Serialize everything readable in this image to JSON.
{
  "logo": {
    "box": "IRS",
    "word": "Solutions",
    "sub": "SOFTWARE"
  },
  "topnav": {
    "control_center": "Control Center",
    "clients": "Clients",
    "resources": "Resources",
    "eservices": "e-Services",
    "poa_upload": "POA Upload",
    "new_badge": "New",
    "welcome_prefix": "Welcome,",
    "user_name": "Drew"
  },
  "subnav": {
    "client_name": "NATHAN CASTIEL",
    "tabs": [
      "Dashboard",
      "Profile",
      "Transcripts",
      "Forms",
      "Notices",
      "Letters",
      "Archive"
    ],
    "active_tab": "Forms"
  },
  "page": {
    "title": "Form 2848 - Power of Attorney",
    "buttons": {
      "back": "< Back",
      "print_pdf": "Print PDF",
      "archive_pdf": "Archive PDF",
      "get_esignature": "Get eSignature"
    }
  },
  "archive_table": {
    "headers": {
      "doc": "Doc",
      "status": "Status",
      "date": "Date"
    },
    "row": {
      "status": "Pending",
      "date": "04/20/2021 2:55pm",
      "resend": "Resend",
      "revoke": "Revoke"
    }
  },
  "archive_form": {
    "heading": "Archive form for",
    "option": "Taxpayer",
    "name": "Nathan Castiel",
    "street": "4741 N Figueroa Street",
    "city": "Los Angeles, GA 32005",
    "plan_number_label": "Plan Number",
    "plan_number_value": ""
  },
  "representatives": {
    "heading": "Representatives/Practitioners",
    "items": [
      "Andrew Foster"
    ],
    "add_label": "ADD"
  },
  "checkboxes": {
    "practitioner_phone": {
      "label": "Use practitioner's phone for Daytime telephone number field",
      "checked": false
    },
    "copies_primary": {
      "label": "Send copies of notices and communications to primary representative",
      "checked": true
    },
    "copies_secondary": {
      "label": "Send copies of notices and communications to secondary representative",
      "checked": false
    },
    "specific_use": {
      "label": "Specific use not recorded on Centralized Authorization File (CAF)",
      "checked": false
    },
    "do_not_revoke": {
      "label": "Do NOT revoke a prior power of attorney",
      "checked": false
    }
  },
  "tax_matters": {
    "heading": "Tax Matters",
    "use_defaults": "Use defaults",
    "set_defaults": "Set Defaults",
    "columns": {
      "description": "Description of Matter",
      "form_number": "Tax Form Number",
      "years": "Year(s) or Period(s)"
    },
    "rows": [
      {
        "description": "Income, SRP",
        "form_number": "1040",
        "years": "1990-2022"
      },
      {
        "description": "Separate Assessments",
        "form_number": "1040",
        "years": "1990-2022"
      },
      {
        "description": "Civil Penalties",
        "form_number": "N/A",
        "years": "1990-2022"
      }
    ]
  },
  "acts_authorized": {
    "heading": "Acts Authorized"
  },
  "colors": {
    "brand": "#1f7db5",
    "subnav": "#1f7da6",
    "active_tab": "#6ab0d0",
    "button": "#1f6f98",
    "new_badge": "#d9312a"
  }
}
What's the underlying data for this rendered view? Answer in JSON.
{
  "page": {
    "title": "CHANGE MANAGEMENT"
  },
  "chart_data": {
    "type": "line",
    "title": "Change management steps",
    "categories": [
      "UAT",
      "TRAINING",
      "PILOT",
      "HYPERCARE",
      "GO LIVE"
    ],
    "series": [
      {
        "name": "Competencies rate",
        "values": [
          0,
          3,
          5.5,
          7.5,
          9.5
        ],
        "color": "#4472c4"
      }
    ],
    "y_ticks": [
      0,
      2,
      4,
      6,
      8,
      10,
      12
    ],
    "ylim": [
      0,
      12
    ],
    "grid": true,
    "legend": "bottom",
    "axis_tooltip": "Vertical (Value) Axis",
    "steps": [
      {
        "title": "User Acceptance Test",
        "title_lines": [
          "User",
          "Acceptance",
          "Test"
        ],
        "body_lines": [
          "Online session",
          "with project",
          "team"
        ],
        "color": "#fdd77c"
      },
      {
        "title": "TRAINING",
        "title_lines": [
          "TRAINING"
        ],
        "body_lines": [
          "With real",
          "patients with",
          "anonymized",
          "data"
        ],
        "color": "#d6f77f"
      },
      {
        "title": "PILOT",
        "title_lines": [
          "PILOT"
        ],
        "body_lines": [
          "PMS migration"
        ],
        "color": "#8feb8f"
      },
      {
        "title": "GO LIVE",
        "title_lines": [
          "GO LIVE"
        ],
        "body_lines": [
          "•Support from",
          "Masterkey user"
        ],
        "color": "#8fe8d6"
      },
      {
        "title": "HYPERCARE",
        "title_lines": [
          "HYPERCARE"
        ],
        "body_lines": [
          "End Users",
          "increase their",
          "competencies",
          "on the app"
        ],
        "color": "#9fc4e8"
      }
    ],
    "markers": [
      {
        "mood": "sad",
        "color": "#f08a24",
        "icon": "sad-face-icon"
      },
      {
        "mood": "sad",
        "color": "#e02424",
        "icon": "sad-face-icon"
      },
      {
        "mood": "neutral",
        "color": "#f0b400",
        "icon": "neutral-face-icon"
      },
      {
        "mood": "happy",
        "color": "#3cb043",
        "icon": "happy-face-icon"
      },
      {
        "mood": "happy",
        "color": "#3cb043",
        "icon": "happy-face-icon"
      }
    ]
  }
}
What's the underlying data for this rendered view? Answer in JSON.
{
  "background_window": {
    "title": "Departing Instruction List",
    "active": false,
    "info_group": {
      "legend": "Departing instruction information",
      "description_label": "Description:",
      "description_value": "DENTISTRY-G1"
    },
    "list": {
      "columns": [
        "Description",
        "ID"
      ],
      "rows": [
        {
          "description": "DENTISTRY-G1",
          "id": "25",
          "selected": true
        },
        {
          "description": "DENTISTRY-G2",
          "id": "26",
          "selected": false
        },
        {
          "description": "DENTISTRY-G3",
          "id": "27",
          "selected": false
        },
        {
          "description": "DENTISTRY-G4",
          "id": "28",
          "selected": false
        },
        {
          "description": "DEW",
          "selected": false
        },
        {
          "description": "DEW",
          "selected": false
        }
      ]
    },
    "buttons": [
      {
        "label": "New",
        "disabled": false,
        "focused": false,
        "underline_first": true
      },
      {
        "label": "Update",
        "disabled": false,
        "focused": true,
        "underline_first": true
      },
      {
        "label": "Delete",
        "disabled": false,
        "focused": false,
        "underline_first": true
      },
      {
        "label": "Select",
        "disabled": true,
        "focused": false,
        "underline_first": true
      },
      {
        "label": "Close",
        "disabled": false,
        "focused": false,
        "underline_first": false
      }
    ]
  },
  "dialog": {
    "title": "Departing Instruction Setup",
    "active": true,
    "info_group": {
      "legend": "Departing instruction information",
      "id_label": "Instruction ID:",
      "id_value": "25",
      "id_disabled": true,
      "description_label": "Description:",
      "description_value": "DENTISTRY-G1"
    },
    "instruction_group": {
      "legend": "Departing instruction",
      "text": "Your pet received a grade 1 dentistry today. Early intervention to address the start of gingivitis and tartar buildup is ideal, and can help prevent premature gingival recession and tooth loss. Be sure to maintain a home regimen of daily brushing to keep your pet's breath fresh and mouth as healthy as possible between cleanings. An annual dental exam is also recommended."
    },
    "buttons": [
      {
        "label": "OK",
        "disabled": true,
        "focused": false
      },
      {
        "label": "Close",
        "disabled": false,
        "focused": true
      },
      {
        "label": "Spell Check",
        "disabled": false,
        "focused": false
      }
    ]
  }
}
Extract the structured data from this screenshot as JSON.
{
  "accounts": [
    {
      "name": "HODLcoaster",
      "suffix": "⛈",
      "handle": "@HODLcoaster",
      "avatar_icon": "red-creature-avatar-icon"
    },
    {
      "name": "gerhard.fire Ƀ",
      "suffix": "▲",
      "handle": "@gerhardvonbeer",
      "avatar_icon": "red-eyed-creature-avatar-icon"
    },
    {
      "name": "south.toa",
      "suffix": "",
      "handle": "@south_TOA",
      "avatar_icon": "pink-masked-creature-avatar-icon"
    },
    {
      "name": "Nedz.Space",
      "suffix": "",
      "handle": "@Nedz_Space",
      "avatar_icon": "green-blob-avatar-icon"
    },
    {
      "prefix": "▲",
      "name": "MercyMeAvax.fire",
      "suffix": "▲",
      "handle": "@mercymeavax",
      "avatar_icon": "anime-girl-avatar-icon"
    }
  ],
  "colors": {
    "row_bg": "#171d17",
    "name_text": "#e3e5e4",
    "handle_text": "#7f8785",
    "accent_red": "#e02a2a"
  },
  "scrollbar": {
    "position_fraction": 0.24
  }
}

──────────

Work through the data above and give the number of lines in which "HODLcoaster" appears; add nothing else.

Result: 2